Website and app data records:
________________________
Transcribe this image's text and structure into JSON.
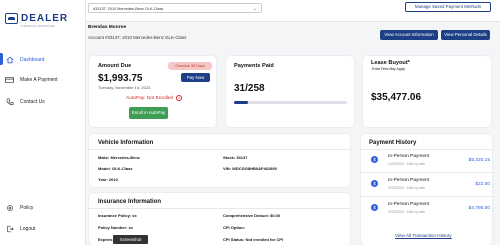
{
  "brand": {
    "name": "DEALER",
    "tagline": "FINANCIAL SOLUTIONS"
  },
  "sidebar": {
    "items": [
      {
        "label": "Dashboard",
        "icon": "home-icon",
        "active": true
      },
      {
        "label": "Make A Payment",
        "icon": "card-icon",
        "active": false
      },
      {
        "label": "Contact Us",
        "icon": "phone-icon",
        "active": false
      },
      {
        "label": "Policy",
        "icon": "settings-icon",
        "active": false
      },
      {
        "label": "Logout",
        "icon": "logout-icon",
        "active": false
      }
    ]
  },
  "topbar": {
    "vehicle_select_value": "#33137: 2010 Mercedes-Benz GLK-Class",
    "manage_button": "Manage Saved Payment Methods"
  },
  "account": {
    "name": "Brendan Monroe",
    "line": "Account #33137: 2010 Mercedes-Benz GLK-Class",
    "view_info_button": "View Account Information",
    "view_personal_button": "View Personal Details"
  },
  "amount_due": {
    "title": "Amount Due",
    "badge": "Overdue 35 Days",
    "amount": "$1,993.75",
    "date": "Tuesday, November 14, 2023",
    "pay_button": "Pay Now",
    "autopay_status": "AutoPay: Not Enrolled",
    "enroll_button": "Enroll in AutoPay"
  },
  "payments_paid": {
    "title": "Payments Paid",
    "count": "31/258",
    "progress_fraction": 0.12
  },
  "lease_buyout": {
    "title": "Lease Buyout*",
    "note": "Extra Fees May Apply",
    "amount": "$35,477.06"
  },
  "vehicle_info": {
    "title": "Vehicle Information",
    "make": "Make: Mercedes-Benz",
    "stock": "Stock: 33137",
    "model": "Model: GLK-Class",
    "vin": "VIN: WDCGG8HB0AF462890",
    "year": "Year: 2010"
  },
  "insurance_info": {
    "title": "Insurance Information",
    "policy": "Insurance Policy: xx",
    "deduct": "Comprehensive Deduct: $0.00",
    "policy_number": "Policy Number: xx",
    "cpi_option": "CPI Option:",
    "expires": "Expires",
    "cpi_status": "CPI Status: Not enrolled for CPI"
  },
  "payment_history": {
    "title": "Payment History",
    "items": [
      {
        "title": "In-Person Payment",
        "sub": "10/08/2023 · Paid by cash",
        "amount": "$5,320.15"
      },
      {
        "title": "In-Person Payment",
        "sub": "07/30/2023 · Paid by cash",
        "amount": "$22.00"
      },
      {
        "title": "In-Person Payment",
        "sub": "07/30/2023 · Paid by cash",
        "amount": "$4,785.00"
      }
    ],
    "view_all": "View All Transaction History"
  },
  "tooltip": "Screenshot",
  "colors": {
    "accent": "#1d3f86",
    "link": "#2b5fd9",
    "danger": "#d62828",
    "success": "#3f9d55"
  }
}
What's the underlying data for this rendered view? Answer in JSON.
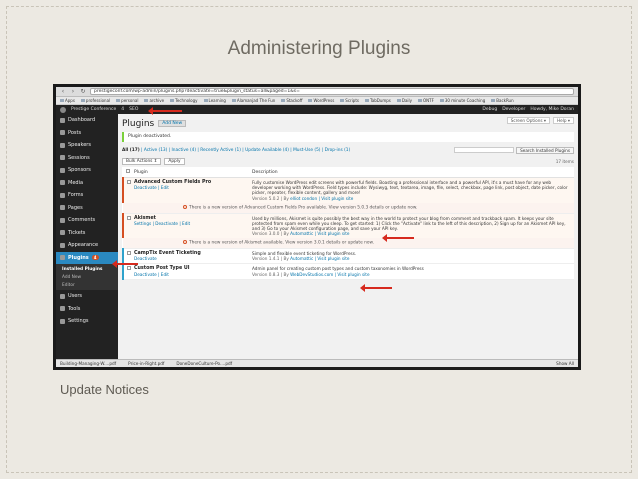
{
  "slide": {
    "title": "Administering Plugins",
    "caption": "Update Notices"
  },
  "browser": {
    "url": "prestigeconf.com/wp-admin/plugins.php?deactivate=true&plugin_status=all&paged=1&s=",
    "bookmarks": [
      "Apps",
      "professional",
      "personal",
      "archive",
      "Technology",
      "Learning",
      "Alamanjad The Fun",
      "Stackoff",
      "WordPress",
      "Scripts",
      "TabDumps",
      "Daily",
      "ONTF",
      "30 minute Coaching",
      "BackRun"
    ]
  },
  "adminbar": {
    "site": "Prestige Conference",
    "count": "4",
    "seo": "SEO",
    "right": [
      "Debug",
      "Developer",
      "Howdy, Mike Doran"
    ]
  },
  "sidebar": {
    "items": [
      {
        "label": "Dashboard"
      },
      {
        "label": "Posts"
      },
      {
        "label": "Speakers"
      },
      {
        "label": "Sessions"
      },
      {
        "label": "Sponsors"
      },
      {
        "label": "Media"
      },
      {
        "label": "Forms"
      },
      {
        "label": "Pages"
      },
      {
        "label": "Comments"
      },
      {
        "label": "Tickets"
      }
    ],
    "appearance": "Appearance",
    "plugins": "Plugins",
    "plugins_badge": "4",
    "submenu": [
      "Installed Plugins",
      "Add New",
      "Editor"
    ],
    "after": [
      {
        "label": "Users"
      },
      {
        "label": "Tools"
      },
      {
        "label": "Settings"
      }
    ]
  },
  "main": {
    "title": "Plugins",
    "add_new": "Add New",
    "screen_options": "Screen Options ▾",
    "help": "Help ▾",
    "notice": "Plugin deactivated.",
    "filters_all": "All (17)",
    "filters_rest": " | Active (13) | Inactive (4) | Recently Active (1) | Update Available (4) | Must-Use (5) | Drop-ins (1)",
    "search_button": "Search Installed Plugins",
    "bulk_actions": "Bulk Actions ⇕",
    "apply": "Apply",
    "item_count": "17 items",
    "col_plugin": "Plugin",
    "col_description": "Description"
  },
  "plugins": [
    {
      "name": "Advanced Custom Fields Pro",
      "actions": "Deactivate | Edit",
      "description": "Fully customise WordPress edit screens with powerful fields. Boasting a professional interface and a powerful API, it's a must have for any web developer working with WordPress. Field types include: Wysiwyg, text, textarea, image, file, select, checkbox, page link, post object, date picker, color picker, repeater, flexible content, gallery and more!",
      "meta_version": "Version 5.0.2 | By ",
      "meta_author": "elliot condon",
      "meta_site": " | Visit plugin site",
      "update": "There is a new version of Advanced Custom Fields Pro available. View version 5.0.3 details or update now."
    },
    {
      "name": "Akismet",
      "actions": "Settings | Deactivate | Edit",
      "description": "Used by millions, Akismet is quite possibly the best way in the world to protect your blog from comment and trackback spam. It keeps your site protected from spam even while you sleep. To get started: 1) Click the \"Activate\" link to the left of this description, 2) Sign up for an Akismet API key, and 3) Go to your Akismet configuration page, and save your API key.",
      "meta_version": "Version 3.0.0 | By ",
      "meta_author": "Automattic",
      "meta_site": " | Visit plugin site",
      "update": "There is a new version of Akismet available. View version 3.0.1 details or update now."
    },
    {
      "name": "CampTix Event Ticketing",
      "actions": "Deactivate",
      "description": "Simple and flexible event ticketing for WordPress.",
      "meta_version": "Version 1.4.1 | By ",
      "meta_author": "Automattic",
      "meta_site": " | Visit plugin site"
    },
    {
      "name": "Custom Post Type UI",
      "actions": "Deactivate | Edit",
      "description": "Admin panel for creating custom post types and custom taxonomies in WordPress",
      "meta_version": "Version 0.8.3 | By ",
      "meta_author": "WebDevStudios.com",
      "meta_site": " | Visit plugin site"
    }
  ],
  "taskbar": {
    "files": [
      "Building-Managing-W....pdf",
      "Price-in-Right.pdf",
      "DoneDoneCulture-Po....pdf"
    ],
    "show_all": "Show All"
  },
  "colors": {
    "active_blue": "#2a89c1",
    "inactive_orange": "#d54e21",
    "annotation_red": "#d62a1e"
  }
}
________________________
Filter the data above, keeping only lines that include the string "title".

    "title": "Amount Due",
    "title": "Payments Paid",
    "title": "Lease Buyout*",
    "title": "Vehicle Information",
    "title": "Insurance Information",
    "title": "Payment History",
        "title": "In-Person Payment",
        "title": "In-Person Payment",
        "title": "In-Person Payment",
    "title": "Administering Plugins",
    "title": "Plugins",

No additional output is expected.